Henry V suffers the most from radically contrasting tones. Branagh’s Henry V is primarily told in close-ups: even the battle sequences focus on the horses’ hooves and the mud and blood splashing on the soldiers. A consistent approach to portraying the action helps fulfill Chorus’ request for the audience to imagine themselves elsewhere. Olivier, however, chooses a startling variety of shots, sets, and scenery to tell the story. Ranging from the opening scenes portrayed in the Globe Theatre, where there are young boys visible with bosom-stuffers to portray the women, to later scenes where the women become actual women (led by Renee Asherson as Princess Katherin), the film never strikes a consistent visual quality. It is supposed to be staged at first, then more realistic as Henry leads his troops across the French countryside. But then a bizarre scene where a Welsh Duke wears a leek on his head to confront another English noble interrupts this realism. As they argue, and he forces his enemy to eat leeks, he grabs a sword by the blade and wacks the offender several times with it. This leads one to assume that the blade is fake, and they are indeed watching a staged play. Any sense of realism is lost, even though there are painted backdrops and a lack of laughing audience members.

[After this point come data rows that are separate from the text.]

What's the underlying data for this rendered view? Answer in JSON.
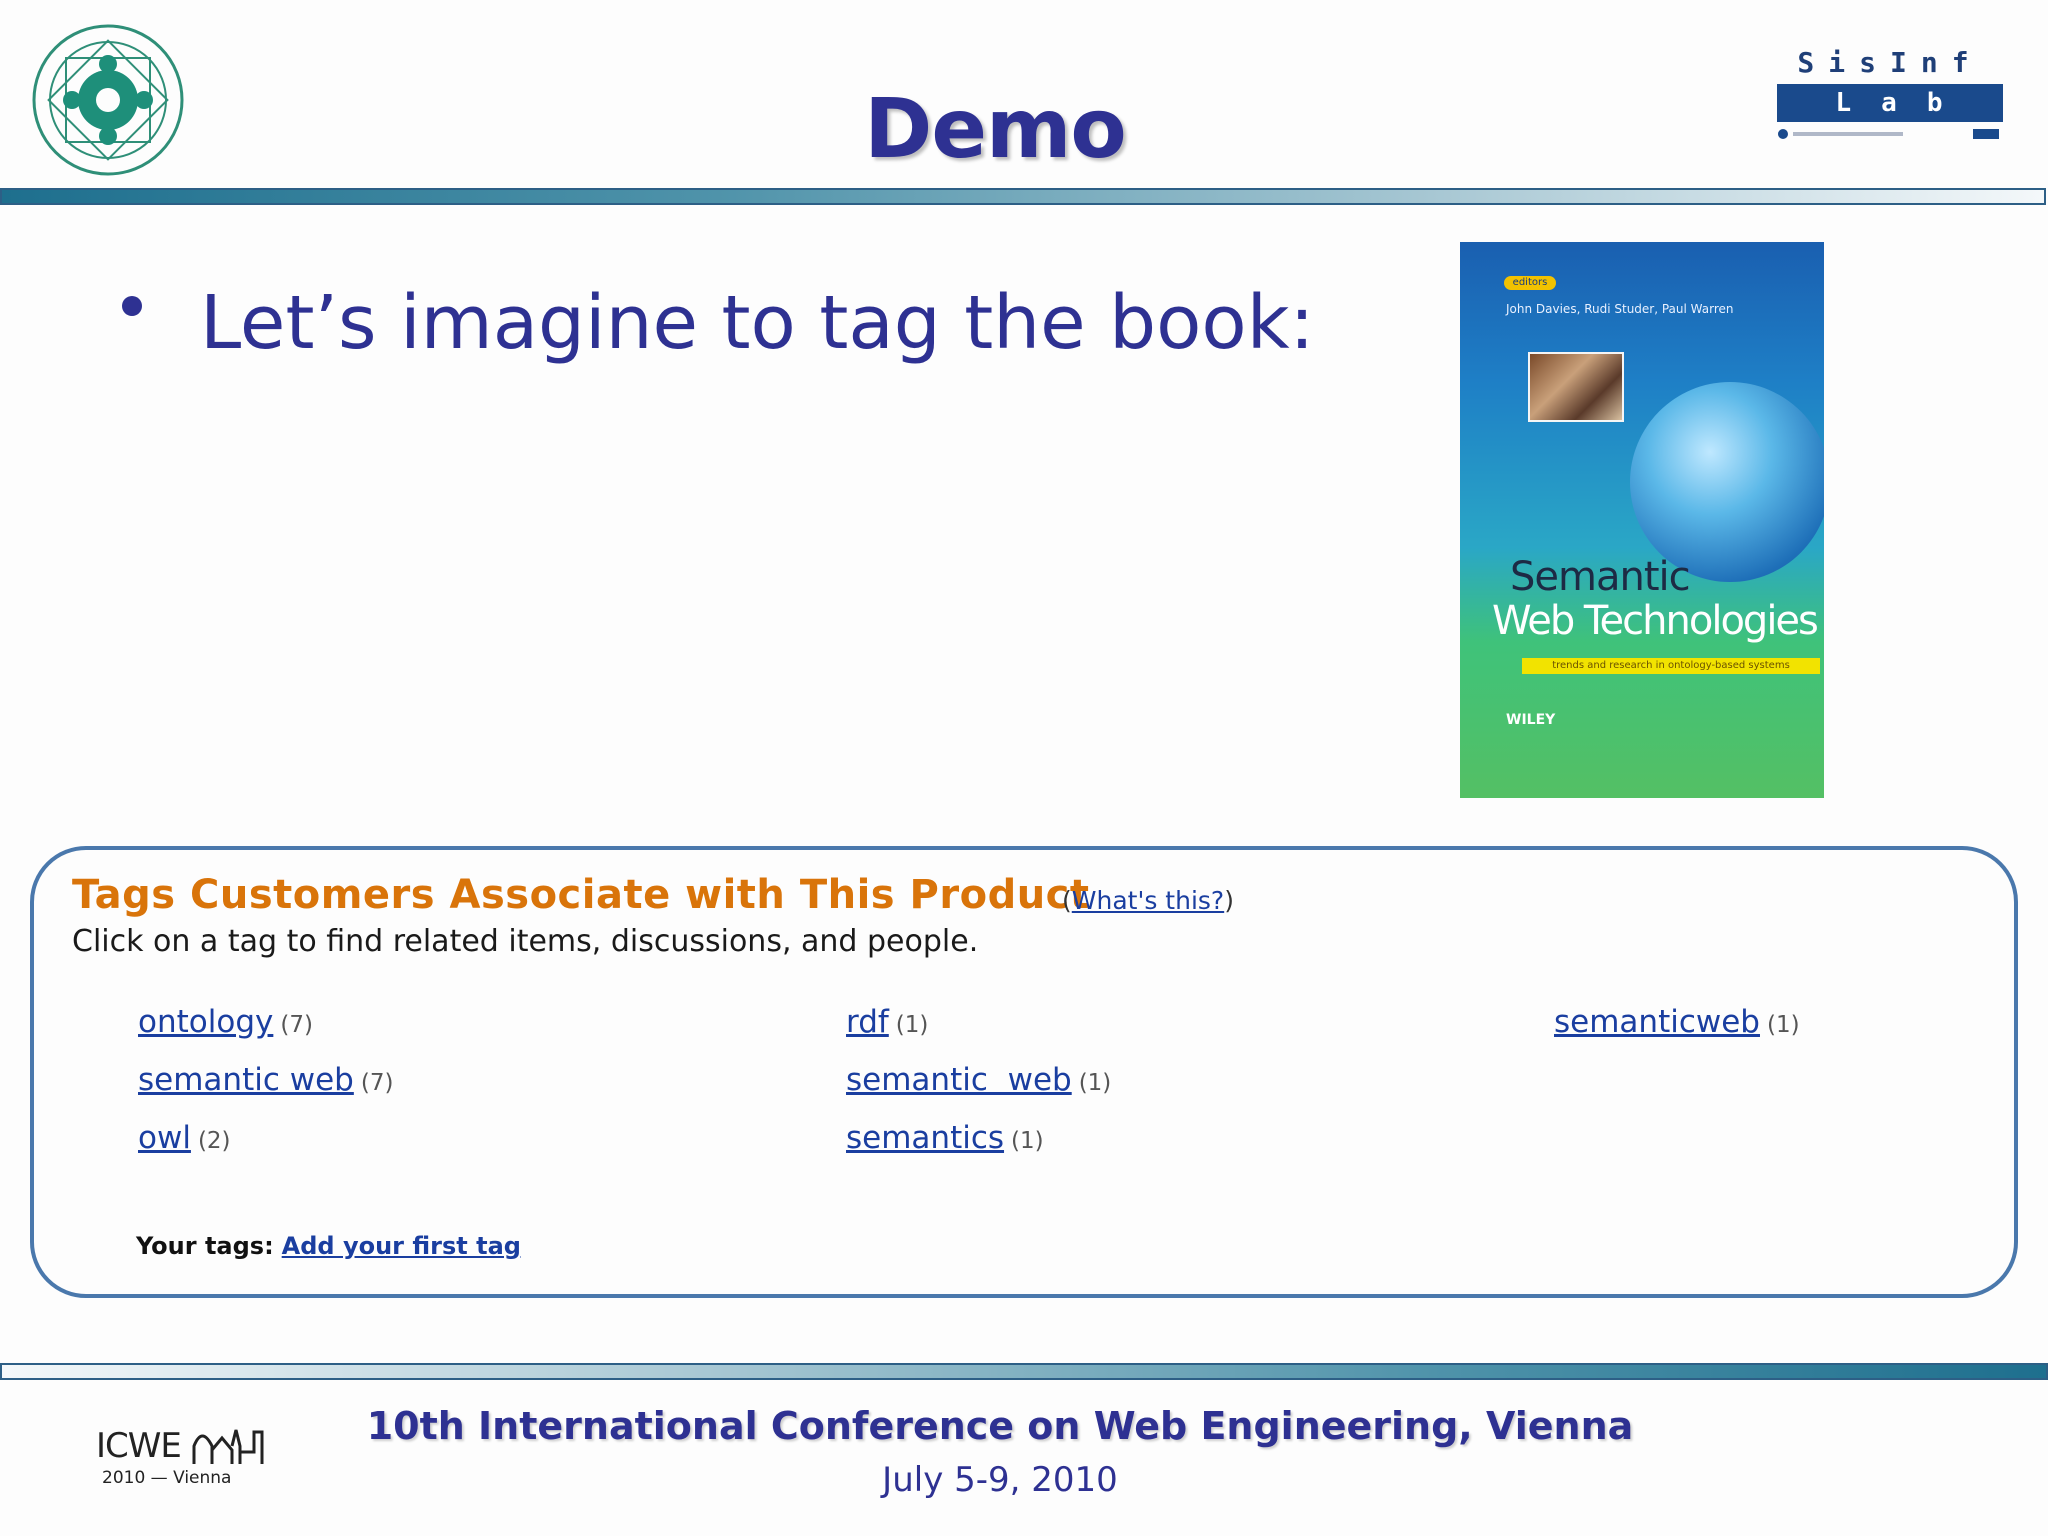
{
  "header": {
    "title": "Demo",
    "university_logo_icon": "politecnico-di-bari-seal-icon",
    "lab_logo": {
      "top_text": "SisInf",
      "box_text": "Lab",
      "icon": "sisinf-lab-logo-icon"
    }
  },
  "content": {
    "bullet_text": "Let’s imagine to tag the book:",
    "book_cover": {
      "editors_label": "editors",
      "authors": "John Davies, Rudi Studer, Paul Warren",
      "title_line1": "Semantic",
      "title_line2": "Web Technologies",
      "subtitle": "trends and research in ontology-based systems",
      "publisher": "WILEY"
    }
  },
  "tag_panel": {
    "heading": "Tags Customers Associate with This Product",
    "whats_this_open": "(",
    "whats_this_label": "What's this?",
    "whats_this_close": ")",
    "instruction": "Click on a tag to find related items, discussions, and people.",
    "tags": [
      {
        "name": "ontology",
        "count": "(7)"
      },
      {
        "name": "semantic web",
        "count": "(7)"
      },
      {
        "name": "owl",
        "count": "(2)"
      },
      {
        "name": "rdf",
        "count": "(1)"
      },
      {
        "name": "semantic  web",
        "count": "(1)"
      },
      {
        "name": "semantics",
        "count": "(1)"
      },
      {
        "name": "semanticweb",
        "count": "(1)"
      }
    ],
    "your_tags_label": "Your tags:",
    "add_first_tag_label": "Add your first tag"
  },
  "footer": {
    "conference_title": "10th International Conference on Web Engineering, Vienna",
    "dates": "July 5-9, 2010",
    "conference_logo_text": "ICWE",
    "conference_logo_sub": "2010 — Vienna",
    "conference_logo_icon": "icwe-2010-vienna-logo-icon"
  },
  "colors": {
    "title_blue": "#2e3192",
    "heading_orange": "#d9740a",
    "link_blue": "#1a3ea0",
    "panel_border": "#4a78ac",
    "bar_teal": "#1e6f8e"
  }
}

The bright mid-1940’s Technicolor is beneficial, as it makes even the less-than-realistic battle sequences pop with brightness. A number of slow pans are impressive as they meld the matte paintings with models and life-size sets. All of this inter-dialogue action is silent, and is the best Olivier can do to craft Henry V into film form. And the film is not bad, even if it is inconsistent in tone from start to finish. Branagh’s version is more refined and thoughtful, even though Olivier also manages to imbue Henry with a sort of humanity from time to time. Even this endeavor eventually falls short of Branagh’s achievement, however, making Henry V or: The Chronicle History of King Henry the Fift with His Battell Fought at Agincourt in France of little interest to anyone outside of Shakespeare or Olivier enthusiasts.